Assignment
What lines below contain the string "Refresh"? List them all.

Dataset entries:
════════
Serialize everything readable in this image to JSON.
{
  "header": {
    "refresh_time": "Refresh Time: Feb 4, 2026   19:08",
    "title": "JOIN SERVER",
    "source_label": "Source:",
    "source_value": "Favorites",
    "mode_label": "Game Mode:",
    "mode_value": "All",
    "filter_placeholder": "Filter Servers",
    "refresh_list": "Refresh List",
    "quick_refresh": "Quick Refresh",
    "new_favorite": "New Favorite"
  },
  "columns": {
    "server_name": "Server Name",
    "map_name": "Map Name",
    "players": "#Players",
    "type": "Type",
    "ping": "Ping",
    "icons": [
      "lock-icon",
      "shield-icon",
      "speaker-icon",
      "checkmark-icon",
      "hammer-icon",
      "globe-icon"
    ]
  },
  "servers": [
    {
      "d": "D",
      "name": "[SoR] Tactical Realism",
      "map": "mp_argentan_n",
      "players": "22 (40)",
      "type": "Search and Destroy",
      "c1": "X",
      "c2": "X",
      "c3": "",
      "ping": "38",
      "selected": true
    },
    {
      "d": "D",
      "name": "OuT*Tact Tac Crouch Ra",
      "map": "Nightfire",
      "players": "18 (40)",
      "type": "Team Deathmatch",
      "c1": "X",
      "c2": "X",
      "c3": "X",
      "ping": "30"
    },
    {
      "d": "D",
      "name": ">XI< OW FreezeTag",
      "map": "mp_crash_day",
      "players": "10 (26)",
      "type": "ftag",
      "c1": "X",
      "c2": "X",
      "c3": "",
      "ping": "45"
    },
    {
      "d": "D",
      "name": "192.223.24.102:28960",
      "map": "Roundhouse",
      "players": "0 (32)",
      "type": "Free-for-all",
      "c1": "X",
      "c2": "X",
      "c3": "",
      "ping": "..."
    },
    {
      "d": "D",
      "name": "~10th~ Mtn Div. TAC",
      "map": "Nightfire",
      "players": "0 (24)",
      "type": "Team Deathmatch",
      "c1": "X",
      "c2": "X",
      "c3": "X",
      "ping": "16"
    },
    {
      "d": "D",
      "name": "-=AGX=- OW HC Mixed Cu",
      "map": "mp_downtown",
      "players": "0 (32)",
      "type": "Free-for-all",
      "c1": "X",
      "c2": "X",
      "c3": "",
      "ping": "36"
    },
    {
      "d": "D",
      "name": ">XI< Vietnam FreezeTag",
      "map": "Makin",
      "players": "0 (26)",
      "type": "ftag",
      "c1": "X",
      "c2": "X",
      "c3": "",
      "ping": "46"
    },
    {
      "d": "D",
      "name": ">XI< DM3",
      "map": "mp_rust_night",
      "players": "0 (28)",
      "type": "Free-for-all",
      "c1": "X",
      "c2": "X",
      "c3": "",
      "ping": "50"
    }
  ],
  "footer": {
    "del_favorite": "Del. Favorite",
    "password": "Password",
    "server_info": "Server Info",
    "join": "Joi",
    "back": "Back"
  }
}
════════
Output
    "refresh_time": "Refresh Time: Feb 4, 2026   19:08",
    "refresh_list": "Refresh List",
    "quick_refresh": "Quick Refresh",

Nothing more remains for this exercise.